Sometimes being adventurous is about taking risks and facing fears, but it doesn’t have to be. I can find adventure standing on the edge of a cliff, pebbles dropping beneath my feet.
I can find adventure frolicking through a golden meadow in the warm afternoon sun. For me, adventure is a state of mind. It’s salient. It’s something I decide to own when I go out into the world and do my thing (whatever that thing happens to be).
My adventure can be as grand as the terrifying newness of falling in love, or as simple as the first sip of a new craft beer I’ve never tried. Maybe I’m trying a new beer while sitting across the table from someone I’m falling in love with.
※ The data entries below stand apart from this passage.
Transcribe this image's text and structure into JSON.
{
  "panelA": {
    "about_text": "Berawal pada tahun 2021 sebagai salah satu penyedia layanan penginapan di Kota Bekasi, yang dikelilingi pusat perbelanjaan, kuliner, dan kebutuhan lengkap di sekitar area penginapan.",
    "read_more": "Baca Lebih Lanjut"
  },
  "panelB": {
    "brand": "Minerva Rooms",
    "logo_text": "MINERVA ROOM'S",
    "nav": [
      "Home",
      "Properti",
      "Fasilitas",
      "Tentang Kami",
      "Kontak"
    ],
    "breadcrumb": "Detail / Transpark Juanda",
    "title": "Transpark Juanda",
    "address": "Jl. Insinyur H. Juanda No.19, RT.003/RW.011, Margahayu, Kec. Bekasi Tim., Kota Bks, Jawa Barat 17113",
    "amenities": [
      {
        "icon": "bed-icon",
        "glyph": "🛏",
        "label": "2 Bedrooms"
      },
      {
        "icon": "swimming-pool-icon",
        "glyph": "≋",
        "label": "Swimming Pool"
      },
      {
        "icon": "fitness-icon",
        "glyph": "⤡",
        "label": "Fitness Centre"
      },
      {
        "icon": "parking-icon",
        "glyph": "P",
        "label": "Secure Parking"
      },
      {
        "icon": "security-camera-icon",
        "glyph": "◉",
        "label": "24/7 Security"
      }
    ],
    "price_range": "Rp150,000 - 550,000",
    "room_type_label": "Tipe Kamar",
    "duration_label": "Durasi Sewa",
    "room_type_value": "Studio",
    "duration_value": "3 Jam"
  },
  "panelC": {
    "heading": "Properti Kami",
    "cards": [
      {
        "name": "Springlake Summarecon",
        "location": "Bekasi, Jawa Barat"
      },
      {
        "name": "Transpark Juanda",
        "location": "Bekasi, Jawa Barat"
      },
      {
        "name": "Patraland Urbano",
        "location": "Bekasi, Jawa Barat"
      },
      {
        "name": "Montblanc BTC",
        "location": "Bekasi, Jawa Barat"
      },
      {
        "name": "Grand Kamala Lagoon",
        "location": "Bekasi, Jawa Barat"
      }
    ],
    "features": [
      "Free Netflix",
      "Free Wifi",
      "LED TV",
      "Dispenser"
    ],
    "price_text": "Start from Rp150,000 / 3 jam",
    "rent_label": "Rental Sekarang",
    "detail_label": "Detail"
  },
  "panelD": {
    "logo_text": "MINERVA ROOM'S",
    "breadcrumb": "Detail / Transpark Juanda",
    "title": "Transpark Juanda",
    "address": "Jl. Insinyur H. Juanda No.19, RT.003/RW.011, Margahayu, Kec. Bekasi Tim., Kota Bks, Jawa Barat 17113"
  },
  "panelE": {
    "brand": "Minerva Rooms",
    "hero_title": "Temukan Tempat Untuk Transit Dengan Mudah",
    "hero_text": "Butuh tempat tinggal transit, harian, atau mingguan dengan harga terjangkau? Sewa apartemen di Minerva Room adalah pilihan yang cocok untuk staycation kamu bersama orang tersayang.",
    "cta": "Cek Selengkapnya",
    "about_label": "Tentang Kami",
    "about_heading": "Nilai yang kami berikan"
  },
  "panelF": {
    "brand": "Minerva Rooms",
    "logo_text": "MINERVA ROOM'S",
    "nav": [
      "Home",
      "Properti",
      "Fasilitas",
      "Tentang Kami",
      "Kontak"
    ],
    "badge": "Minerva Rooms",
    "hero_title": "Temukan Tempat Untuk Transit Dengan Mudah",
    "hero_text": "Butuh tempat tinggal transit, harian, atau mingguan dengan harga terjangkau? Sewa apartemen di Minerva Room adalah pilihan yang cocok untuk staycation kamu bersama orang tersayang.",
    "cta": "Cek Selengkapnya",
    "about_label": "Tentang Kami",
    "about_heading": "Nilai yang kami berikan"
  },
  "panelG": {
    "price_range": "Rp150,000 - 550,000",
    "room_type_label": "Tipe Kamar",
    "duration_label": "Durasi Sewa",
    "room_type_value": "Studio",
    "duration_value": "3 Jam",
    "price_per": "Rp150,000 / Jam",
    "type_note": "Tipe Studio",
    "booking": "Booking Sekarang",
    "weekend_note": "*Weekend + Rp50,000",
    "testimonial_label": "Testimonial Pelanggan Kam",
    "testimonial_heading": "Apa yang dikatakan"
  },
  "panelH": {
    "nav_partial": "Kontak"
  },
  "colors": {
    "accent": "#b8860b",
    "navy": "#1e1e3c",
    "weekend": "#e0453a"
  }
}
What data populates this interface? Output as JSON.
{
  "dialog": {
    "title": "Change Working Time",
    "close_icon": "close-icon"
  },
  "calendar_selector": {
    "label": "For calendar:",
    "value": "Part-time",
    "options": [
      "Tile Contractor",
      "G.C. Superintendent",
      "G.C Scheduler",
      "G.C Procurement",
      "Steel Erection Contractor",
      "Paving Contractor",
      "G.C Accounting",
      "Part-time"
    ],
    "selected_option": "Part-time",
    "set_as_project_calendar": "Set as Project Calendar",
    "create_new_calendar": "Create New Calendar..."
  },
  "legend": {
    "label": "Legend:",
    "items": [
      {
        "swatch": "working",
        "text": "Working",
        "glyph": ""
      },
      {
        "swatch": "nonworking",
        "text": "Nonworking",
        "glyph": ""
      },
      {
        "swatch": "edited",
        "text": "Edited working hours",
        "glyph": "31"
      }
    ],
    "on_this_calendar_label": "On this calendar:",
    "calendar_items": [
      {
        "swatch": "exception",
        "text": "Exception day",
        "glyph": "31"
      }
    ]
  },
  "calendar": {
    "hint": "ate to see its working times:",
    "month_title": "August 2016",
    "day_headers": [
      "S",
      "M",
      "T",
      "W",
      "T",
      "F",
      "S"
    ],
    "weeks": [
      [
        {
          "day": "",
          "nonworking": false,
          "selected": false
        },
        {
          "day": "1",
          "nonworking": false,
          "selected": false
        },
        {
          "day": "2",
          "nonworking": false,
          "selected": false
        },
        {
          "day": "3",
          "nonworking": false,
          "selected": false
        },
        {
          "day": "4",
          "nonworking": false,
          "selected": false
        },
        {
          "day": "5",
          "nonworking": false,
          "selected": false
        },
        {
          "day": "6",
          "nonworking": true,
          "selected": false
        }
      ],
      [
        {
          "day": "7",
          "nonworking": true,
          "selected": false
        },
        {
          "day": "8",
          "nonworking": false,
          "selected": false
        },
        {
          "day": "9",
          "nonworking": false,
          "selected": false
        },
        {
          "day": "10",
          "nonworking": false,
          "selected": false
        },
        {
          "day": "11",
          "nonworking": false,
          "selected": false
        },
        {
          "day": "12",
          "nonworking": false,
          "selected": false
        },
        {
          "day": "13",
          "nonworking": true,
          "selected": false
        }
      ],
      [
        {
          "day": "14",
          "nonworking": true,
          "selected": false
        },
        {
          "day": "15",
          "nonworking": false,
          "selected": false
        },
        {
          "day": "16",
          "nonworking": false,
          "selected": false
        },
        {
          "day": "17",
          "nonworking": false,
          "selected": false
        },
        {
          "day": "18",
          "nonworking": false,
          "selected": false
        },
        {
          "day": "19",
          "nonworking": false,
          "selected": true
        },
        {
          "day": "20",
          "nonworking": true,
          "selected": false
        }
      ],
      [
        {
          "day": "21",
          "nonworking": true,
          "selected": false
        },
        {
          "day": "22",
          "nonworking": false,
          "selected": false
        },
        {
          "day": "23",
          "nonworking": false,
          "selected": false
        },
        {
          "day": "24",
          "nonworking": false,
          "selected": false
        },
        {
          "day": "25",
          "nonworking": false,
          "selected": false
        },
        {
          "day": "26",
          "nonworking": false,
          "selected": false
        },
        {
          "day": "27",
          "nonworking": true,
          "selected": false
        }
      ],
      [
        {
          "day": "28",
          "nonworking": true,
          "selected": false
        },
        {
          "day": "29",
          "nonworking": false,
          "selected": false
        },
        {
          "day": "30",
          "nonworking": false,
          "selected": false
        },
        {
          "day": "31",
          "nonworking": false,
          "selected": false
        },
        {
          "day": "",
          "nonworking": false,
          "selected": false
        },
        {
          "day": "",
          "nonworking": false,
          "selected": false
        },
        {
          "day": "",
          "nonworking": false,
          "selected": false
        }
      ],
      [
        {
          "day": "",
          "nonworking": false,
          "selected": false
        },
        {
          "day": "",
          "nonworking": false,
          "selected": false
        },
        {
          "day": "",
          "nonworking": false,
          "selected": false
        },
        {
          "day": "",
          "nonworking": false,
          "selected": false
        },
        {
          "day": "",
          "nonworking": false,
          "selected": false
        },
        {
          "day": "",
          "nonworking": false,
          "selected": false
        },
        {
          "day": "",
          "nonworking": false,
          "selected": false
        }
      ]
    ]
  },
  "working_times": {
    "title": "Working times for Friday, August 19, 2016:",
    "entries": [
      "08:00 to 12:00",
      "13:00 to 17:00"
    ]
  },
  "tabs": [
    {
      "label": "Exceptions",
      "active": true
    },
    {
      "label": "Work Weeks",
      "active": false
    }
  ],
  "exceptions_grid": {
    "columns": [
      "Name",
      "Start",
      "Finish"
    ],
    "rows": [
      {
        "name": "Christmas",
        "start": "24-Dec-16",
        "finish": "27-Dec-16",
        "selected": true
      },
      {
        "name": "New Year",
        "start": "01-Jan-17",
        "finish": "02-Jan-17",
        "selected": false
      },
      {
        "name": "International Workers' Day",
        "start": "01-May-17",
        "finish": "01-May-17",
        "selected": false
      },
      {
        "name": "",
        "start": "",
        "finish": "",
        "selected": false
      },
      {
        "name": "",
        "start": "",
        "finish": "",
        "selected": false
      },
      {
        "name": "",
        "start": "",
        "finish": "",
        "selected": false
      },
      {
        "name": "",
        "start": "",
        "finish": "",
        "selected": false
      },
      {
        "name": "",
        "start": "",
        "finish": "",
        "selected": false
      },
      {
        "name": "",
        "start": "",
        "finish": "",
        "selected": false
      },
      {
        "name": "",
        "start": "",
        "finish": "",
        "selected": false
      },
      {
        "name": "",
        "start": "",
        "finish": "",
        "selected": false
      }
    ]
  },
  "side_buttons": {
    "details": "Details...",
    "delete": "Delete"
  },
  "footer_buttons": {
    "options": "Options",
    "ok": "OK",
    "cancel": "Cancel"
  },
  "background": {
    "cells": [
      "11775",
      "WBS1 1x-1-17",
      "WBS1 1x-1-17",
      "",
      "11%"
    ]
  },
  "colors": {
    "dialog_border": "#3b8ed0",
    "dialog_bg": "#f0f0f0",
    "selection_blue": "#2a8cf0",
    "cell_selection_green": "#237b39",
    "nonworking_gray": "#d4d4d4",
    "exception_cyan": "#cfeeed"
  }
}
Adventure doesn’t even have to be one specific activity. I’ve lived entire years that I would consider an adventure and been in relationships with people that I would call adventurous.
And the greatest adventure of all? Life. The collective emotions, experiences, relationships, and lessons that make up this journey we call life. Up until the end, life will be the best damned adventure I’ve ever had.
What does adventure mean to you?
Life is a roller coaster. For some of us, it’s an exciting ride with twists and turns that leave us overflowing with joy by the time we get off. For others, it’s a terrifying journey, where no attempt at salvation will protect you from what lies ahead, and you’re left puking all over yourself, and probably the people around you.
Most of us live somewhere in between. Life has a way of taking you through periods of excitement, and periods of terror. The problem is, you can’t just throw up your arms and ask to get off the ride.
Before this blog was born, I fell in love. For the first time in my life, I saw a future with someone. So much so that when he asked me to marry him I said, “yes.”
And then one day, not long after his proposal, he just walked out without offering any explanation. Poof. Just packed his things and left, refusing to ever speak to me again.
Life. It happens to the best of us.
When one endures an event like this, it rocks our foundation. I had a choice. I could let it ruin me, or I could learn and grow from it. With some effort and hard work, I chose the latter.
The first month was the hardest. I felt completely lost. I couldn’t find a moment of peace, no matter what I did, or where I was.
Until one day, I found myself standing in the woods, staring into the deep sapphire reflection of Crater Lake.
This was the first moment I’d had in the midst of this immense pain and chaos that I felt at peace.
I’ve always been a child of the wilderness, but it was at that moment that I became distinctly aware of how profound Mother Nature’s grasp on me is. She reached out, wrapped her comforting arms around me, and told me that everything was going to be all right.
Before I knew it, I was hugging her trees right back, splinters be damned.
From that moment, I made a promise to make my relationship with her more prominent in my life. It’s clearly one that is meaningful and reciprocal; it doesn’t get much healthier than that, does it?
For the next several months I took steps to building this relationship, even going so far as moving from my home city of Portland, Oregon to a cabin in the middle of nowhere in Wyoming, to explore a whole new area of wilderness. Out of the city and into the wild (though I don’t recommend this for everyone).
The intensity of comfort I experienced surrounded by nature surprised even myself. The support I had from the people in my life was nothing short of amazing. Even so, there’s no match for that feeling of deep connectedness one experiences being completely alone in the wilderness; the ultimate paradox that only Mother Nature can provide.
I’ll be getting back on that roller coaster now, ready and prepared for the next turn ahead.
Have you ever experienced a pivotal moment in the wilderness? I’d love to hear about it.